» ACTION ITEM
Counting only lines that contain the word "data", state the total for the listing below and nothing else.

##### RECORD EXCERPTS #####

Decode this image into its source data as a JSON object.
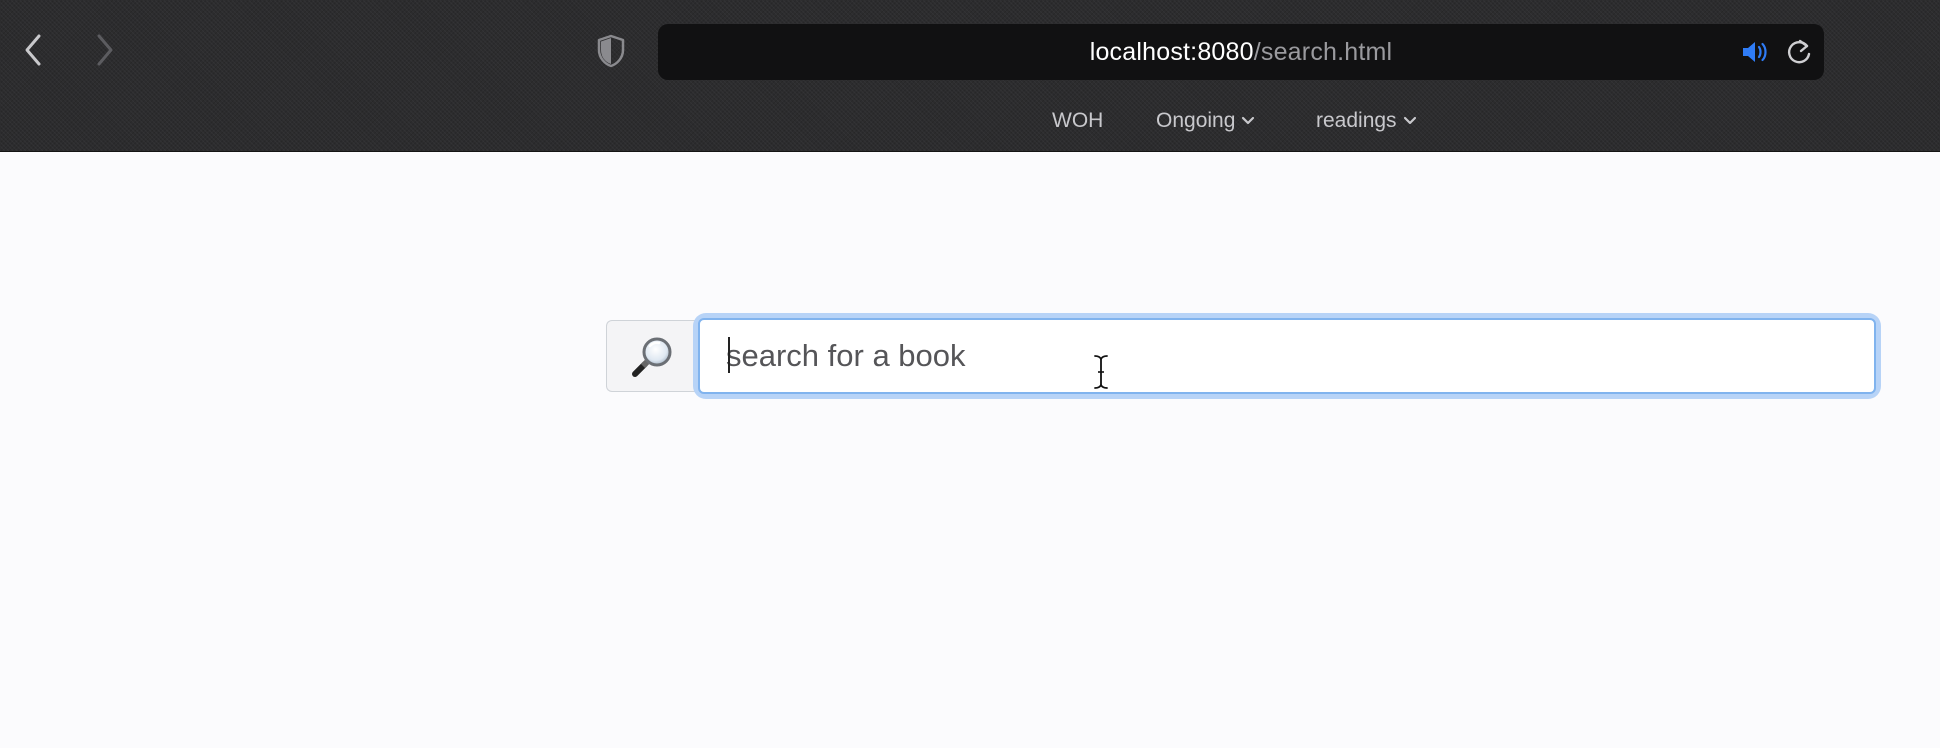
{
  "browser": {
    "url_host": "localhost:8080",
    "url_path": "/search.html",
    "favorites": [
      {
        "label": "WOH",
        "has_menu": false
      },
      {
        "label": "Ongoing",
        "has_menu": true
      },
      {
        "label": "readings",
        "has_menu": true
      }
    ],
    "icons": {
      "back": "chevron-left-icon",
      "forward": "chevron-right-icon",
      "privacy": "shield-icon",
      "audio": "speaker-icon",
      "reload": "reload-icon"
    },
    "audio_color": "#2f7cf6"
  },
  "search": {
    "placeholder": "search for a book",
    "value": "",
    "icon": "magnifying-glass-icon",
    "focus_ring_color": "#b7d3f7"
  }
}
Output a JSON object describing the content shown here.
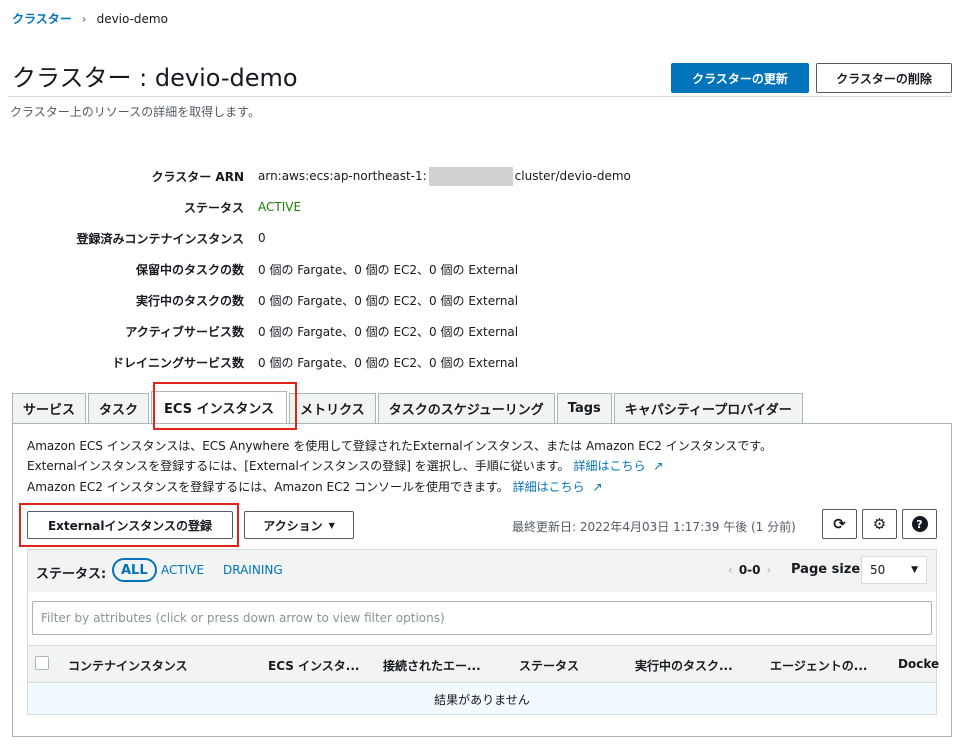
{
  "breadcrumb": {
    "root": "クラスター",
    "separator": "›",
    "current": "devio-demo"
  },
  "header": {
    "title": "クラスター : devio-demo",
    "subtitle": "クラスター上のリソースの詳細を取得します。",
    "update_button": "クラスターの更新",
    "delete_button": "クラスターの削除"
  },
  "details": {
    "arn_label": "クラスター ARN",
    "arn_prefix": "arn:aws:ecs:ap-northeast-1:",
    "arn_suffix": "cluster/devio-demo",
    "status_label": "ステータス",
    "status_value": "ACTIVE",
    "registered_label": "登録済みコンテナインスタンス",
    "registered_value": "0",
    "pending_label": "保留中のタスクの数",
    "pending_value": "0 個の Fargate、0 個の EC2、0 個の External",
    "running_label": "実行中のタスクの数",
    "running_value": "0 個の Fargate、0 個の EC2、0 個の External",
    "active_services_label": "アクティブサービス数",
    "active_services_value": "0 個の Fargate、0 個の EC2、0 個の External",
    "draining_services_label": "ドレイニングサービス数",
    "draining_services_value": "0 個の Fargate、0 個の EC2、0 個の External"
  },
  "tabs": {
    "services": "サービス",
    "tasks": "タスク",
    "ecs_instances": "ECS インスタンス",
    "metrics": "メトリクス",
    "scheduled_tasks": "タスクのスケジューリング",
    "tags": "Tags",
    "capacity_providers": "キャパシティープロバイダー",
    "active": "ecs_instances"
  },
  "panel": {
    "desc1": "Amazon ECS インスタンスは、ECS Anywhere を使用して登録されたExternalインスタンス、または Amazon EC2 インスタンスです。",
    "desc2": "Externalインスタンスを登録するには、[Externalインスタンスの登録] を選択し、手順に従います。",
    "desc2_link": "詳細はこちら",
    "desc3": "Amazon EC2 インスタンスを登録するには、Amazon EC2 コンソールを使用できます。",
    "desc3_link": "詳細はこちら",
    "register_button": "Externalインスタンスの登録",
    "action_button": "アクション",
    "last_updated": "最終更新日: 2022年4月03日 1:17:39 午後 (1 分前)",
    "refresh_icon": "refresh-icon",
    "settings_icon": "gear-icon",
    "info_icon": "info-icon"
  },
  "filter": {
    "status_label": "ステータス:",
    "all": "ALL",
    "active": "ACTIVE",
    "draining": "DRAINING",
    "range": "0-0",
    "page_size_label": "Page size",
    "page_size": "50",
    "placeholder": "Filter by attributes (click or press down arrow to view filter options)"
  },
  "table": {
    "columns": [
      "コンテナインスタンス",
      "ECS インスタ...",
      "接続されたエー...",
      "ステータス",
      "実行中のタスク...",
      "エージェントの...",
      "Docke"
    ],
    "empty": "結果がありません"
  },
  "colors": {
    "accent": "#0073bb",
    "active_status": "#1d8102",
    "highlight": "#e0241b"
  }
}
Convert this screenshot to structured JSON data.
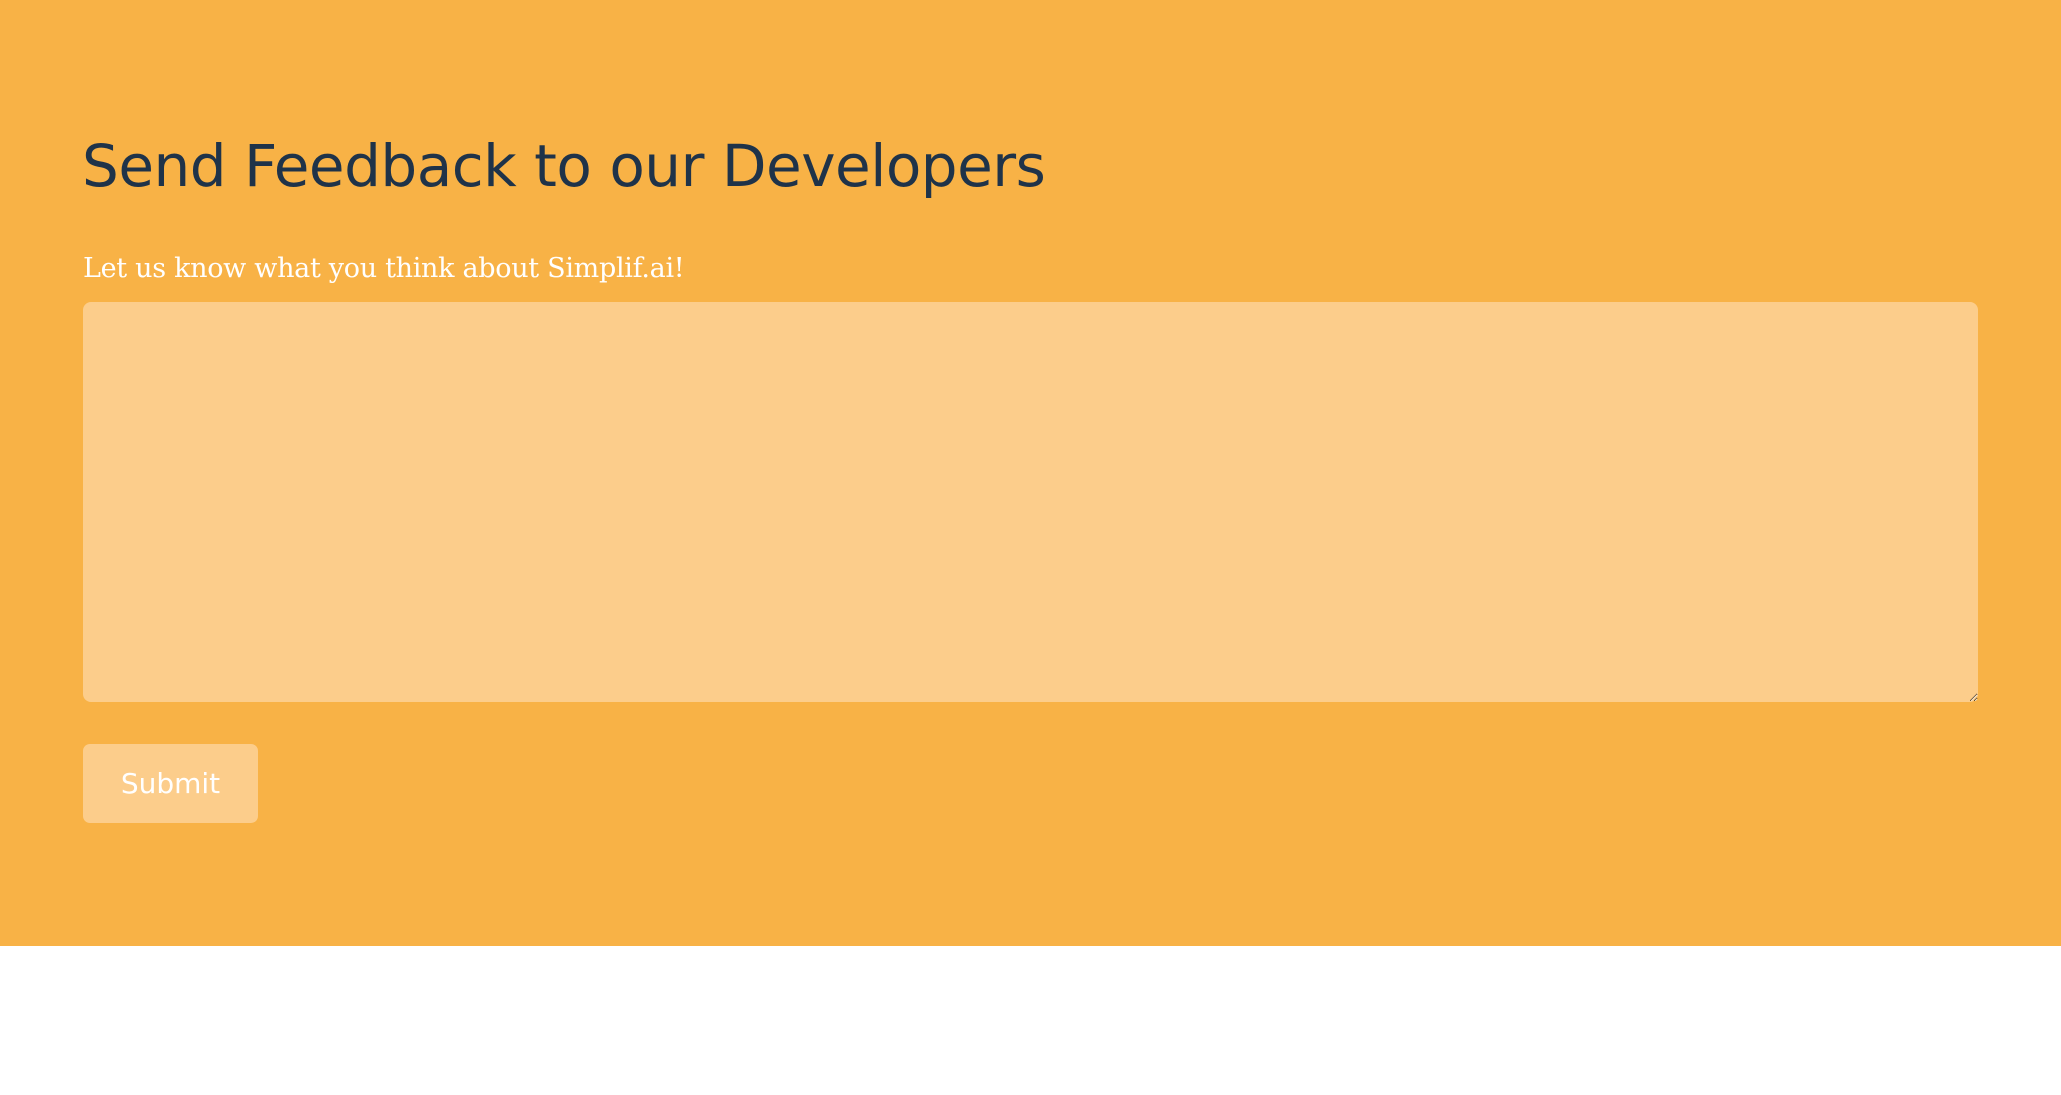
{
  "feedback": {
    "title": "Send Feedback to our Developers",
    "prompt_label": "Let us know what you think about Simplif.ai!",
    "textarea_value": "",
    "submit_label": "Submit"
  },
  "colors": {
    "section_background": "#f8b246",
    "field_background": "#fccd8b",
    "title_text": "#1f3349",
    "light_text": "#ffffff",
    "page_background": "#ffffff"
  }
}
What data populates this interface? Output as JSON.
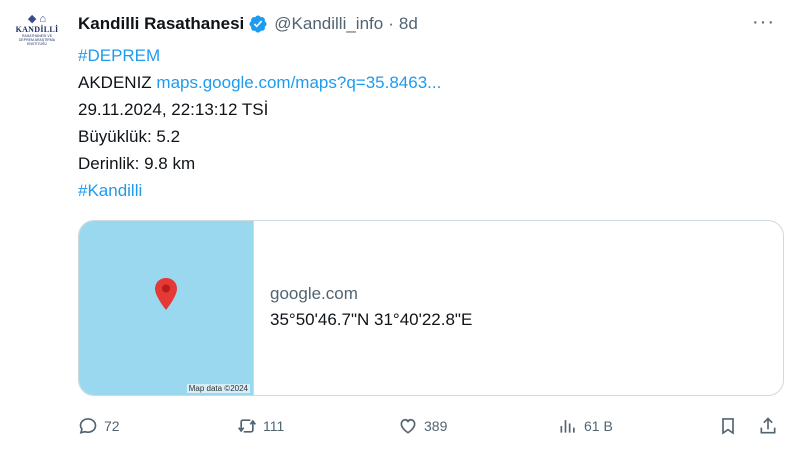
{
  "author": {
    "name": "Kandilli Rasathanesi",
    "handle": "@Kandilli_info",
    "time": "8d",
    "avatar_text": "KANDİLLİ",
    "avatar_sub": "RASATHANESİ VE DEPREM ARAŞTIRMA ENSTİTÜSÜ"
  },
  "tweet": {
    "hashtag1": "#DEPREM",
    "location": "AKDENIZ ",
    "map_link": "maps.google.com/maps?q=35.8463...",
    "datetime": "29.11.2024, 22:13:12 TSİ",
    "magnitude": "Büyüklük: 5.2",
    "depth": "Derinlik: 9.8 km",
    "hashtag2": "#Kandilli"
  },
  "card": {
    "domain": "google.com",
    "title": "35°50'46.7\"N 31°40'22.8\"E",
    "map_credit": "Map data ©2024"
  },
  "actions": {
    "replies": "72",
    "reposts": "111",
    "likes": "389",
    "views": "61 B"
  },
  "colors": {
    "link": "#1d9bf0",
    "muted": "#536471",
    "map_water": "#9ad8f0",
    "pin": "#e53935"
  },
  "icons": [
    "verified-badge-icon",
    "more-icon",
    "map-pin-icon",
    "reply-icon",
    "repost-icon",
    "like-icon",
    "views-icon",
    "bookmark-icon",
    "share-icon"
  ]
}
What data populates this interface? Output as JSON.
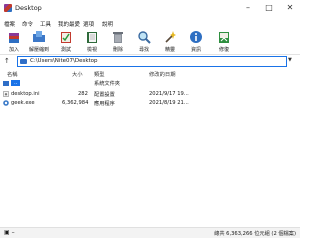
{
  "window": {
    "title": "Desktop"
  },
  "menu": {
    "items": [
      "檔案",
      "命令",
      "工具",
      "我的最愛",
      "選項",
      "說明"
    ]
  },
  "toolbar": {
    "buttons": [
      {
        "label": "加入",
        "icon": "add-archive-icon"
      },
      {
        "label": "解壓縮到",
        "icon": "extract-to-icon"
      },
      {
        "label": "測試",
        "icon": "test-icon"
      },
      {
        "label": "檢視",
        "icon": "view-icon"
      },
      {
        "label": "刪除",
        "icon": "delete-icon"
      },
      {
        "label": "尋找",
        "icon": "find-icon"
      },
      {
        "label": "精靈",
        "icon": "wizard-icon"
      },
      {
        "label": "資訊",
        "icon": "info-icon"
      },
      {
        "label": "修復",
        "icon": "repair-icon"
      }
    ]
  },
  "address": {
    "path": "C:\\Users\\Nite07\\Desktop"
  },
  "columns": {
    "name": "名稱",
    "size": "大小",
    "type": "類型",
    "modified": "修改的日期"
  },
  "files": [
    {
      "name": "..",
      "size": "",
      "type": "系統文件夾",
      "modified": ""
    },
    {
      "name": "desktop.ini",
      "size": "282",
      "type": "配置設置",
      "modified": "2021/9/17 19..."
    },
    {
      "name": "geek.exe",
      "size": "6,362,984",
      "type": "應用程序",
      "modified": "2021/8/19 21..."
    }
  ],
  "status": {
    "total": "總共 6,363,266 位元組 (2 個檔案)"
  }
}
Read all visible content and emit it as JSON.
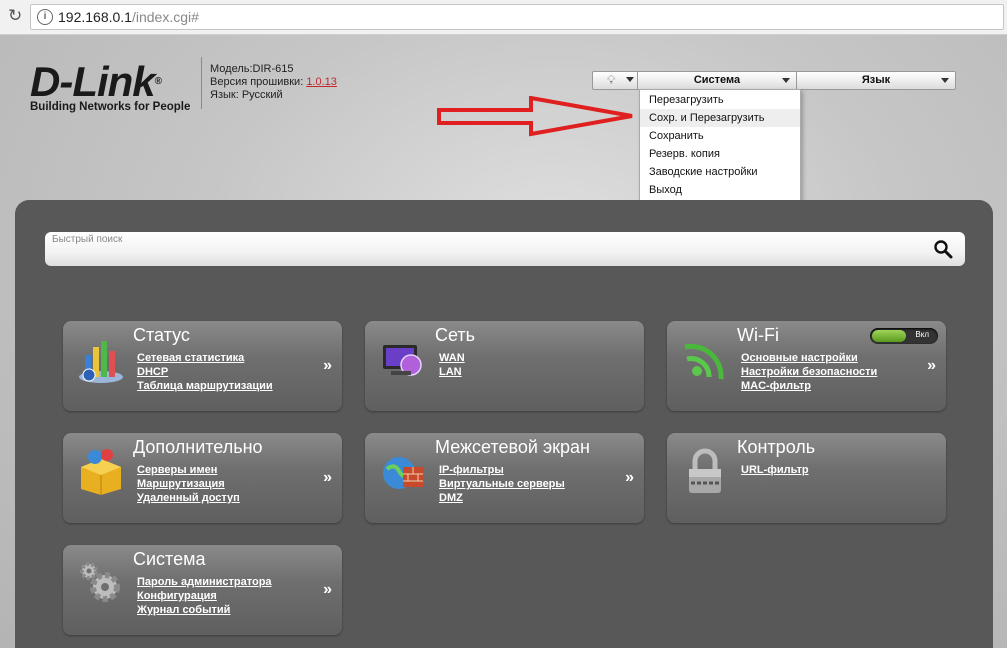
{
  "browser": {
    "url_host": "192.168.0.1",
    "url_path": "/index.cgi#"
  },
  "logo": {
    "brand": "D-Link",
    "tagline": "Building Networks for People"
  },
  "device": {
    "model_label": "Модель:",
    "model_value": "DIR-615",
    "firmware_label": "Версия прошивки:",
    "firmware_value": "1.0.13",
    "language_label": "Язык:",
    "language_value": "Русский"
  },
  "nav": {
    "system_label": "Система",
    "language_label": "Язык"
  },
  "system_menu": {
    "items": [
      "Перезагрузить",
      "Сохр. и Перезагрузить",
      "Сохранить",
      "Резерв. копия",
      "Заводские настройки",
      "Выход"
    ],
    "highlighted_index": 1
  },
  "search": {
    "placeholder": "Быстрый поиск"
  },
  "tiles": [
    {
      "title": "Статус",
      "links": [
        "Сетевая статистика",
        "DHCP",
        "Таблица маршрутизации"
      ],
      "icon": "status-chart-icon"
    },
    {
      "title": "Сеть",
      "links": [
        "WAN",
        "LAN"
      ],
      "icon": "network-monitor-icon"
    },
    {
      "title": "Wi-Fi",
      "links": [
        "Основные настройки",
        "Настройки безопасности",
        "MAC-фильтр"
      ],
      "icon": "wifi-icon",
      "toggle_label": "Вкл",
      "toggle_on": true
    },
    {
      "title": "Дополнительно",
      "links": [
        "Серверы имен",
        "Маршрутизация",
        "Удаленный доступ"
      ],
      "icon": "advanced-box-icon"
    },
    {
      "title": "Межсетевой экран",
      "links": [
        "IP-фильтры",
        "Виртуальные серверы",
        "DMZ"
      ],
      "icon": "firewall-globe-icon"
    },
    {
      "title": "Контроль",
      "links": [
        "URL-фильтр"
      ],
      "icon": "padlock-icon"
    },
    {
      "title": "Система",
      "links": [
        "Пароль администратора",
        "Конфигурация",
        "Журнал событий"
      ],
      "icon": "gears-icon"
    }
  ],
  "tile_arrow": "»",
  "colors": {
    "panel": "#585858",
    "arrow": "#e02020",
    "firmware_link": "#c0282a"
  }
}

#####

» PROBLEM SOLUTION
5